Required action
Print each record below exactly as it appears.

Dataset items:
◇ ◇ ◇ ◇ ◇ ◇ ◇

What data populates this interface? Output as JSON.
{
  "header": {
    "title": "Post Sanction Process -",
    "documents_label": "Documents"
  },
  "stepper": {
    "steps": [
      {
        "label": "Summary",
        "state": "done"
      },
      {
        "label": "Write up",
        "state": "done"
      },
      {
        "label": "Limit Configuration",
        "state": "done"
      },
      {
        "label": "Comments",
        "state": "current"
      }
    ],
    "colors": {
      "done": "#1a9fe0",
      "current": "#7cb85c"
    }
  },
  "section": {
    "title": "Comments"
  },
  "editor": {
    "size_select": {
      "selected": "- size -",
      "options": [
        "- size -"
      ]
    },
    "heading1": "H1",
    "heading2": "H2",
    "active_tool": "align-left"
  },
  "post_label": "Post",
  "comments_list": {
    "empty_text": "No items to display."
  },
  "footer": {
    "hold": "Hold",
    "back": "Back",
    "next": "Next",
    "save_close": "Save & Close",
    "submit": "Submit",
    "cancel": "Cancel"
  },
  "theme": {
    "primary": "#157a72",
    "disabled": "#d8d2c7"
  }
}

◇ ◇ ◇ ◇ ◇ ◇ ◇

Answer section
What data populates this interface? Output as JSON.
{
  "header": {
    "title": "Post Sanction Process -",
    "documents_label": "Documents"
  },
  "stepper": {
    "steps": [
      {
        "label": "Summary",
        "state": "done"
      },
      {
        "label": "Write up",
        "state": "done"
      },
      {
        "label": "Limit Configuration",
        "state": "done"
      },
      {
        "label": "Comments",
        "state": "current"
      }
    ],
    "colors": {
      "done": "#1a9fe0",
      "current": "#7cb85c"
    }
  },
  "section": {
    "title": "Comments"
  },
  "editor": {
    "size_select": {
      "selected": "- size -",
      "options": [
        "- size -"
      ]
    },
    "heading1": "H1",
    "heading2": "H2",
    "active_tool": "align-left"
  },
  "post_label": "Post",
  "comments_list": {
    "empty_text": "No items to display."
  },
  "footer": {
    "hold": "Hold",
    "back": "Back",
    "next": "Next",
    "save_close": "Save & Close",
    "submit": "Submit",
    "cancel": "Cancel"
  },
  "theme": {
    "primary": "#157a72",
    "disabled": "#d8d2c7"
  }
}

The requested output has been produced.